Problem requirements:
From the first line to the last, copy the listing below word for word.

╭─ Listed entries

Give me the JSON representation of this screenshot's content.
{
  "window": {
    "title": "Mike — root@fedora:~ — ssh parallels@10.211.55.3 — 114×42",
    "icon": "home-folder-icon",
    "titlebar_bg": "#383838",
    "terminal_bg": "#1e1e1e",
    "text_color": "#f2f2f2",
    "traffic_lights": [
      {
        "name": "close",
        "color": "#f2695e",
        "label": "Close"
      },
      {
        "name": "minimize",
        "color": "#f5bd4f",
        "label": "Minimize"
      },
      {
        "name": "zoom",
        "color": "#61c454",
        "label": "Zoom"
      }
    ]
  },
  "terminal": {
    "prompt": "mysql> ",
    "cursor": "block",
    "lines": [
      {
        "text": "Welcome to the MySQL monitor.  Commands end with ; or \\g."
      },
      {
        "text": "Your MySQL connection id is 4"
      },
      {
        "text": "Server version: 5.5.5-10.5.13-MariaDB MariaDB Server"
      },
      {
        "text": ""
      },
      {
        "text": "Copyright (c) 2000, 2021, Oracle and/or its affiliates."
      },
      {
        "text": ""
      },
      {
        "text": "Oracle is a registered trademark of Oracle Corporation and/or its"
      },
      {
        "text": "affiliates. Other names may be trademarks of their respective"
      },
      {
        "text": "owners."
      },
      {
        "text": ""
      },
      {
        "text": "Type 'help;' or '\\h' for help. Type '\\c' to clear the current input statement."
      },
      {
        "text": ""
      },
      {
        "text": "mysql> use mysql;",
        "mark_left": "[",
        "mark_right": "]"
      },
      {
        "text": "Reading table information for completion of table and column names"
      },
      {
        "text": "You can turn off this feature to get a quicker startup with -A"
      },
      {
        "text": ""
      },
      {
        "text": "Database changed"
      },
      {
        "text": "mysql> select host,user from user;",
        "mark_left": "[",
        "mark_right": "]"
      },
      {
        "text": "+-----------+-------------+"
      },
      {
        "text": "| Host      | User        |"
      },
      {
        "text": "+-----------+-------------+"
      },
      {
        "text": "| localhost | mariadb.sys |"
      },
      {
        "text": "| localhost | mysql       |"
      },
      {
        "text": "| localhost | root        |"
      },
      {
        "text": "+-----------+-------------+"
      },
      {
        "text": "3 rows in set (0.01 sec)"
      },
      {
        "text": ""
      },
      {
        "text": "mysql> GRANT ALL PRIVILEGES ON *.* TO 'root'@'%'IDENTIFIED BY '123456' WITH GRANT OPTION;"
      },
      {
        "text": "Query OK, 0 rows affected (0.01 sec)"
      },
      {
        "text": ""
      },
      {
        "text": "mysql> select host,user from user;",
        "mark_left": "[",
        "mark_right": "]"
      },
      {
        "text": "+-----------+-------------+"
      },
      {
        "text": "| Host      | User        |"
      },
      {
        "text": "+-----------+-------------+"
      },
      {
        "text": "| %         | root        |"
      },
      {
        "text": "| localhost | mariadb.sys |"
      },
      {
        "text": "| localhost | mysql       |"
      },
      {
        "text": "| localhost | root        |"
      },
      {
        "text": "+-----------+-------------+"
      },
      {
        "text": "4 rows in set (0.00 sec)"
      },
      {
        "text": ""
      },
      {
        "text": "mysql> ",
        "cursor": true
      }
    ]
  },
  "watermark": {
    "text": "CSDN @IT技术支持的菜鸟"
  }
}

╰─

Written response:
Give me the JSON representation of this screenshot's content.
{
  "window": {
    "title": "Mike — root@fedora:~ — ssh parallels@10.211.55.3 — 114×42",
    "icon": "home-folder-icon",
    "titlebar_bg": "#383838",
    "terminal_bg": "#1e1e1e",
    "text_color": "#f2f2f2",
    "traffic_lights": [
      {
        "name": "close",
        "color": "#f2695e",
        "label": "Close"
      },
      {
        "name": "minimize",
        "color": "#f5bd4f",
        "label": "Minimize"
      },
      {
        "name": "zoom",
        "color": "#61c454",
        "label": "Zoom"
      }
    ]
  },
  "terminal": {
    "prompt": "mysql> ",
    "cursor": "block",
    "lines": [
      {
        "text": "Welcome to the MySQL monitor.  Commands end with ; or \\g."
      },
      {
        "text": "Your MySQL connection id is 4"
      },
      {
        "text": "Server version: 5.5.5-10.5.13-MariaDB MariaDB Server"
      },
      {
        "text": ""
      },
      {
        "text": "Copyright (c) 2000, 2021, Oracle and/or its affiliates."
      },
      {
        "text": ""
      },
      {
        "text": "Oracle is a registered trademark of Oracle Corporation and/or its"
      },
      {
        "text": "affiliates. Other names may be trademarks of their respective"
      },
      {
        "text": "owners."
      },
      {
        "text": ""
      },
      {
        "text": "Type 'help;' or '\\h' for help. Type '\\c' to clear the current input statement."
      },
      {
        "text": ""
      },
      {
        "text": "mysql> use mysql;",
        "mark_left": "[",
        "mark_right": "]"
      },
      {
        "text": "Reading table information for completion of table and column names"
      },
      {
        "text": "You can turn off this feature to get a quicker startup with -A"
      },
      {
        "text": ""
      },
      {
        "text": "Database changed"
      },
      {
        "text": "mysql> select host,user from user;",
        "mark_left": "[",
        "mark_right": "]"
      },
      {
        "text": "+-----------+-------------+"
      },
      {
        "text": "| Host      | User        |"
      },
      {
        "text": "+-----------+-------------+"
      },
      {
        "text": "| localhost | mariadb.sys |"
      },
      {
        "text": "| localhost | mysql       |"
      },
      {
        "text": "| localhost | root        |"
      },
      {
        "text": "+-----------+-------------+"
      },
      {
        "text": "3 rows in set (0.01 sec)"
      },
      {
        "text": ""
      },
      {
        "text": "mysql> GRANT ALL PRIVILEGES ON *.* TO 'root'@'%'IDENTIFIED BY '123456' WITH GRANT OPTION;"
      },
      {
        "text": "Query OK, 0 rows affected (0.01 sec)"
      },
      {
        "text": ""
      },
      {
        "text": "mysql> select host,user from user;",
        "mark_left": "[",
        "mark_right": "]"
      },
      {
        "text": "+-----------+-------------+"
      },
      {
        "text": "| Host      | User        |"
      },
      {
        "text": "+-----------+-------------+"
      },
      {
        "text": "| %         | root        |"
      },
      {
        "text": "| localhost | mariadb.sys |"
      },
      {
        "text": "| localhost | mysql       |"
      },
      {
        "text": "| localhost | root        |"
      },
      {
        "text": "+-----------+-------------+"
      },
      {
        "text": "4 rows in set (0.00 sec)"
      },
      {
        "text": ""
      },
      {
        "text": "mysql> ",
        "cursor": true
      }
    ]
  },
  "watermark": {
    "text": "CSDN @IT技术支持的菜鸟"
  }
}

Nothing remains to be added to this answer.